Nellis added that national data suggests that students may be forced to change or delay their college plans, meaning a further negative impact on OU’s enrollment (which has declined for several consecutive years after an era of record growth).
The Ohio Conference of the American Association of University Professors issued a joint statement late last week calling on Ohio’s university administrations and higher education officials to “refocus” on the instructional and research missions of universities while sharing the burden of cost-cutting measures evenly.
“Our colleges and universities must take this opportunity to refocus on the instructional and research missions of our institutions,” the statement reads. “For decades, too many resources have been spent on endeavors peripheral to the core mission. There must be shared sacrifice.
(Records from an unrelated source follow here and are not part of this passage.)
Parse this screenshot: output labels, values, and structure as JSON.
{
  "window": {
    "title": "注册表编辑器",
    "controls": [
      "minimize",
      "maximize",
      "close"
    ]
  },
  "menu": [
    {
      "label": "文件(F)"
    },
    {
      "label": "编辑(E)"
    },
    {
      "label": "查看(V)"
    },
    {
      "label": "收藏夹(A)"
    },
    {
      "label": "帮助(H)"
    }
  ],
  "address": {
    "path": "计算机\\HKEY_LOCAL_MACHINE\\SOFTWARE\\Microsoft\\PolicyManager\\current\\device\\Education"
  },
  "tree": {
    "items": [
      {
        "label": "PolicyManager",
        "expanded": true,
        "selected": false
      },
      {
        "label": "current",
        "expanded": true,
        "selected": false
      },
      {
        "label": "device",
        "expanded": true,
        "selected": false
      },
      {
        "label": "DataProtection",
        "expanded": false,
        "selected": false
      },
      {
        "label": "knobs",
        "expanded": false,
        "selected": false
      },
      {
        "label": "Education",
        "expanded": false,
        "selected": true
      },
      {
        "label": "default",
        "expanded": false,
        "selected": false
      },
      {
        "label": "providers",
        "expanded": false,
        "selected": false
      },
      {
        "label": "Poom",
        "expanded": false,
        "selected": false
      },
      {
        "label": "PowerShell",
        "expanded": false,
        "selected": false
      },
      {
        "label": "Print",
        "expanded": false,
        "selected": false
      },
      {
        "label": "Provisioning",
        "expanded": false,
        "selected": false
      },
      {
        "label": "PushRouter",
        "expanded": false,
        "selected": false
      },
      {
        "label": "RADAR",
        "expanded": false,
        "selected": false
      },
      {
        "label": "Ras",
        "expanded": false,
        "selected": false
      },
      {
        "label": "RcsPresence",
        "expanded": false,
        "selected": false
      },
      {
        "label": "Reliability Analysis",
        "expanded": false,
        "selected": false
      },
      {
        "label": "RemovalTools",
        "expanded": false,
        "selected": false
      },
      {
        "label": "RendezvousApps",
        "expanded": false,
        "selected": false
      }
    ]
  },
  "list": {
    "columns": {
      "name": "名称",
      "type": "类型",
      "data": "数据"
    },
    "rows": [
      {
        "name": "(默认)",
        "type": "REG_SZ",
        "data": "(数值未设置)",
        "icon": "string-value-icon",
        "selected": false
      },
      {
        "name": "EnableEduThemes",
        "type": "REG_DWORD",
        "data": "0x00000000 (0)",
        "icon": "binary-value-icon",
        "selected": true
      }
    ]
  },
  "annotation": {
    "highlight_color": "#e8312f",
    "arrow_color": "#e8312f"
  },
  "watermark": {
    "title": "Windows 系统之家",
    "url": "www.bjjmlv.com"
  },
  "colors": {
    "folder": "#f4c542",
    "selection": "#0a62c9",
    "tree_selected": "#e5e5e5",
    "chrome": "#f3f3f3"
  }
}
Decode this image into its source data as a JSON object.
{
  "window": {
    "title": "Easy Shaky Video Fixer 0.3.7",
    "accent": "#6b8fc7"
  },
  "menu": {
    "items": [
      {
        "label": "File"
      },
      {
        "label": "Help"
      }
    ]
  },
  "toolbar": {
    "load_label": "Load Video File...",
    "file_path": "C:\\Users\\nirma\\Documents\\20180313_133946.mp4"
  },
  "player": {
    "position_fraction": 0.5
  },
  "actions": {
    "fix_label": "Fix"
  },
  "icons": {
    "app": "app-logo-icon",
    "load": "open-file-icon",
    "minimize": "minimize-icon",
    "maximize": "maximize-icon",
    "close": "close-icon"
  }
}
We cannot accept faculty furloughs, program eliminations, and other cuts that gut academics while administration, athletics, and other auxiliary ventures go unscathed.”
The OU AAUP group also noted in a "statement of principles" document issued recently that OU already was struggling financially before the pandemic, and laid the blame at the feet of administrative spending.
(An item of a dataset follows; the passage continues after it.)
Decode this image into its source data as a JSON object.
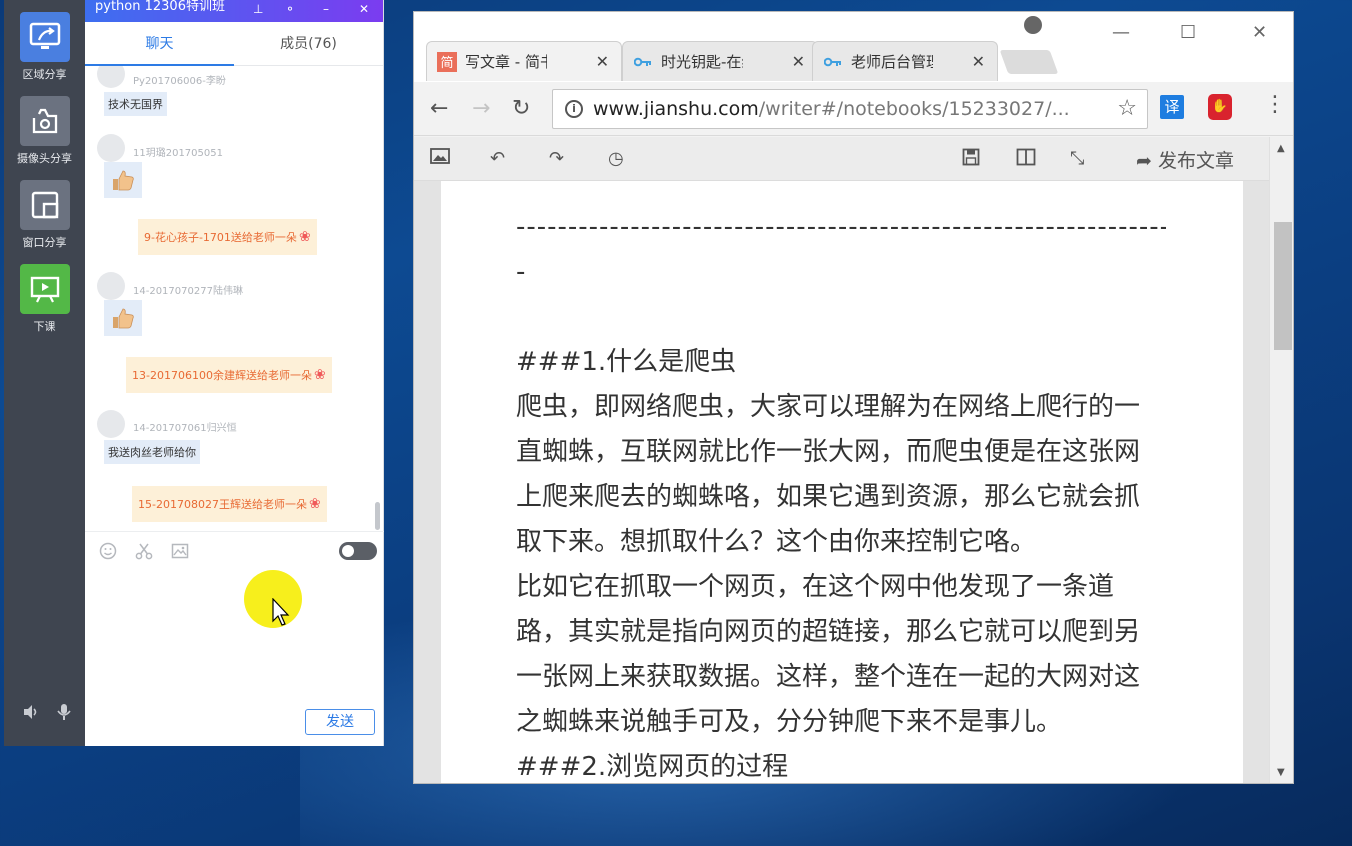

"Since 2012, spending on administrators and administrator salaries and benefits has increased by $37.8M above the rate of inflation even though the number of equivalent students has not increased materially," that paper reads. "This spending appears to account for the $30M deficit that OU has carried over into the pandemic crisis."
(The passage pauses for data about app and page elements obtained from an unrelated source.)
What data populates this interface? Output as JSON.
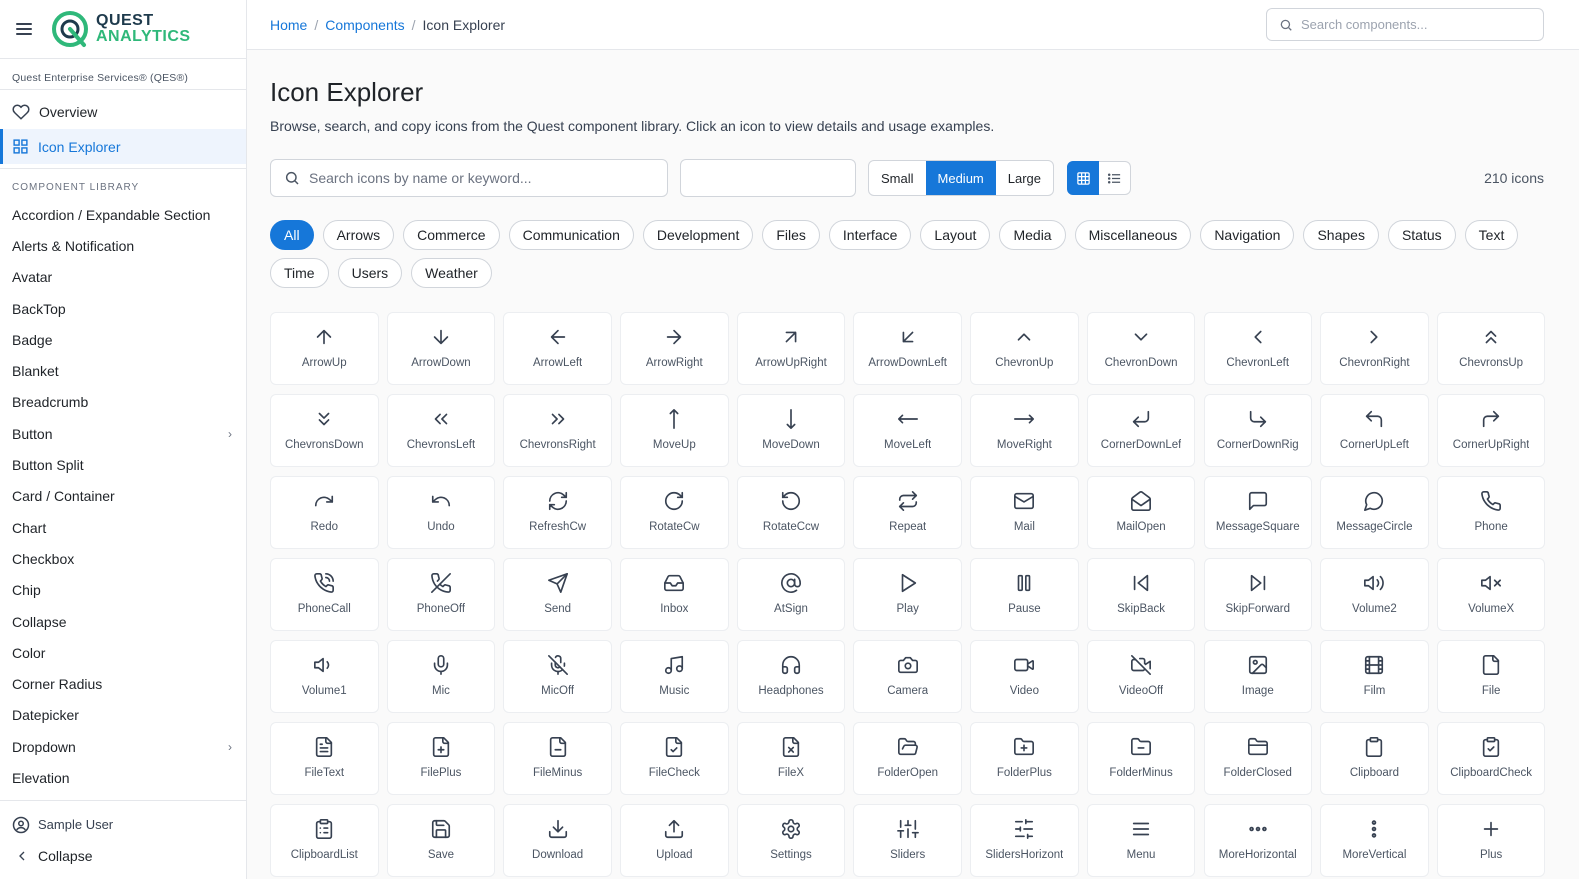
{
  "brand": {
    "line1": "QUEST",
    "line2": "ANALYTICS"
  },
  "org": "Quest Enterprise Services® (QES®)",
  "nav": [
    {
      "label": "Overview",
      "icon": "heart-icon"
    },
    {
      "label": "Icon Explorer",
      "icon": "grid-icon",
      "active": true
    }
  ],
  "library_label": "COMPONENT LIBRARY",
  "library": [
    {
      "label": "Accordion / Expandable Section"
    },
    {
      "label": "Alerts & Notification"
    },
    {
      "label": "Avatar"
    },
    {
      "label": "BackTop"
    },
    {
      "label": "Badge"
    },
    {
      "label": "Blanket"
    },
    {
      "label": "Breadcrumb"
    },
    {
      "label": "Button",
      "expandable": true
    },
    {
      "label": "Button Split"
    },
    {
      "label": "Card / Container"
    },
    {
      "label": "Chart"
    },
    {
      "label": "Checkbox"
    },
    {
      "label": "Chip"
    },
    {
      "label": "Collapse"
    },
    {
      "label": "Color"
    },
    {
      "label": "Corner Radius"
    },
    {
      "label": "Datepicker"
    },
    {
      "label": "Dropdown",
      "expandable": true
    },
    {
      "label": "Elevation"
    }
  ],
  "footer": {
    "user": "Sample User",
    "collapse": "Collapse"
  },
  "breadcrumb": {
    "home": "Home",
    "components": "Components",
    "current": "Icon Explorer"
  },
  "top_search": {
    "placeholder": "Search components..."
  },
  "page": {
    "title": "Icon Explorer",
    "subtitle": "Browse, search, and copy icons from the Quest component library. Click an icon to view details and usage examples."
  },
  "toolbar": {
    "search_placeholder": "Search icons by name or keyword...",
    "sizes": [
      "Small",
      "Medium",
      "Large"
    ],
    "selected_size": "Medium",
    "count": "210 icons"
  },
  "categories": [
    "All",
    "Arrows",
    "Commerce",
    "Communication",
    "Development",
    "Files",
    "Interface",
    "Layout",
    "Media",
    "Miscellaneous",
    "Navigation",
    "Shapes",
    "Status",
    "Text",
    "Time",
    "Users",
    "Weather"
  ],
  "selected_category": "All",
  "icons": [
    "ArrowUp",
    "ArrowDown",
    "ArrowLeft",
    "ArrowRight",
    "ArrowUpRight",
    "ArrowDownLeft",
    "ChevronUp",
    "ChevronDown",
    "ChevronLeft",
    "ChevronRight",
    "ChevronsUp",
    "ChevronsDown",
    "ChevronsLeft",
    "ChevronsRight",
    "MoveUp",
    "MoveDown",
    "MoveLeft",
    "MoveRight",
    "CornerDownLef",
    "CornerDownRig",
    "CornerUpLeft",
    "CornerUpRight",
    "Redo",
    "Undo",
    "RefreshCw",
    "RotateCw",
    "RotateCcw",
    "Repeat",
    "Mail",
    "MailOpen",
    "MessageSquare",
    "MessageCircle",
    "Phone",
    "PhoneCall",
    "PhoneOff",
    "Send",
    "Inbox",
    "AtSign",
    "Play",
    "Pause",
    "SkipBack",
    "SkipForward",
    "Volume2",
    "VolumeX",
    "Volume1",
    "Mic",
    "MicOff",
    "Music",
    "Headphones",
    "Camera",
    "Video",
    "VideoOff",
    "Image",
    "Film",
    "File",
    "FileText",
    "FilePlus",
    "FileMinus",
    "FileCheck",
    "FileX",
    "FolderOpen",
    "FolderPlus",
    "FolderMinus",
    "FolderClosed",
    "Clipboard",
    "ClipboardCheck",
    "ClipboardList",
    "Save",
    "Download",
    "Upload",
    "Settings",
    "Sliders",
    "SlidersHorizont",
    "Menu",
    "MoreHorizontal",
    "MoreVertical",
    "Plus"
  ],
  "colors": {
    "accent": "#1677d9",
    "brand_green": "#2fb87a",
    "brand_dark": "#1e3a4c"
  }
}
Nellis in his letter did say OU will remain “committed” to protecting its academic strength, and will do all it can to help students, faculty and staff.
OU’s Advancement office and other partners have raised about $165,000 for the Bobcats Take Care initiative, which provides emergency support to students impacted by the pandemic.
Richard Vedder, an OU emeritus professor of economics and longtime critic of the university’s administration, said in a statement Tuesday that it’s clear big cuts are coming, but said he feels that Nellis struck a promising tone in his letter.
“I was pleased that President Nellis seems to favor prioritizing the preservation of our academic core as sharp budget cuts come,” he said. “Reducing administrative bloat is critical, as Job One is to maintain our ability to do a fine job of creating and disseminating knowledge.”
IN OTHER NEWS, Hocking College in Nelsonville will receive about $2.4 million in funding from the CARES Act, with half going to student support and the rest to the college.
Hocking spokesperson Tim Brunicardi said in a statement earlier this week that the $1.2 million will go directly to students support, while the other $1.2 million will help support "technology infrastructure that was required to make the massive move to online education in March, and other costs of operation."
"While the 50% ($1.2 million) will not cover all lost revenue or added costs, it will help support (that move)," Brunicardi said.
Bruncardi said that once fall enrollment becomes more certain, as well as state guidance is finalized on state funding, Hocking will be in a better place to "make adjustments to staffing as needed."
"We anticipate enrollment fluctuations," Brunicardi said. "What that will be is still unknown. With significant unemployment and unknown environment for transfer of the virus many local people younger and older may decide to take advantage of Hocking transfer courses and short term technical certifications and degrees in 2 years or less that lead to middle-class jobs that are not easily outsourced and with upward mobility."